[TASK OBJECTIVE] Check every line of the material below for the string "XXXX年XX月期", and return the ones that have it.

[PROVIDED ENTRIES]

────────────────────────────────────────

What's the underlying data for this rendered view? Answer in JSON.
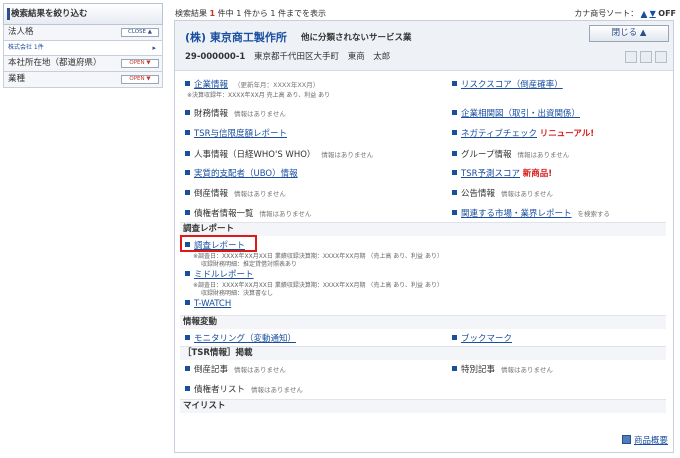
{
  "filter": {
    "title": "検索結果を絞り込む",
    "rows": [
      {
        "label": "法人格",
        "btn": "CLOSE ▲"
      },
      {
        "label": "本社所在地（都道府県）",
        "btn": "OPEN ▼"
      },
      {
        "label": "業種",
        "btn": "OPEN ▼"
      }
    ],
    "sub": {
      "label": "株式会社 1件",
      "arrow": "▸"
    }
  },
  "results": {
    "prefix": "検索結果",
    "count": "1",
    "suffix": "件中 1 件から 1 件までを表示"
  },
  "sort": {
    "label": "カナ商号ソート：",
    "up": "▲",
    "down": "▼",
    "state": "OFF"
  },
  "company": {
    "name": "(株) 東京商工製作所",
    "tag": "他に分類されないサービス業",
    "code": "29-000000-1",
    "address": "東京都千代田区大手町",
    "rep": "東商　太郎",
    "close_label": "閉じる ▲"
  },
  "items": {
    "kigyo_joho": "企業情報",
    "kigyo_note": "（更新年月：XXXX年XX月）",
    "kigyo_sub": "※決算収録年：XXXX年XX月 売上高 あり、利益 あり",
    "risk_score": "リスクスコア（倒産確率）",
    "zaimu": "財務情報",
    "soukan": "企業相関図（取引・出資関係）",
    "tsr_ruiji": "TSR与信限度額レポート",
    "nega": "ネガティブチェック",
    "renewal": "リニューアル!",
    "jinji": "人事情報（日経WHO'S WHO）",
    "group": "グループ情報",
    "ubo": "実質的支配者（UBO）情報",
    "tsr_yosoku": "TSR予測スコア",
    "shinshohin": "新商品!",
    "tosan": "倒産情報",
    "kokoku": "公告情報",
    "saikensha": "債権者情報一覧",
    "kanren": "関連する市場・業界レポート",
    "kanren_note": "を検索する",
    "none": "情報はありません"
  },
  "sections": {
    "chosa": "調査レポート",
    "johohendo": "情報変動",
    "tsr_keisai": "［TSR情報］掲載",
    "mylist": "マイリスト"
  },
  "chosa": {
    "report": "調査レポート",
    "report_note1": "※調査日：XXXX年XX月XX日 業績収録決算期：XXXX年XX月期 （売上高 あり、利益 あり）",
    "report_note2": "収録財務明細：推定貸借対照表あり",
    "middle": "ミドルレポート",
    "middle_note1": "※調査日：XXXX年XX月XX日 業績収録決算期：XXXX年XX月期 （売上高 あり、利益 あり）",
    "middle_note2": "収録財務明細：決算書なし",
    "twatch": "T-WATCH"
  },
  "hendo": {
    "monitoring": "モニタリング（変動通知）",
    "bookmark": "ブックマーク"
  },
  "keisai": {
    "tosan_kiji": "倒産記事",
    "tokubetsu": "特別記事",
    "saiken_list": "債権者リスト"
  },
  "footer": {
    "shohin": "商品概要"
  }
}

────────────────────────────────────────

[RESULT]
    "report_note1": "※調査日：XXXX年XX月XX日 業績収録決算期：XXXX年XX月期 （売上高 あり、利益 あり）",
    "middle_note1": "※調査日：XXXX年XX月XX日 業績収録決算期：XXXX年XX月期 （売上高 あり、利益 あり）",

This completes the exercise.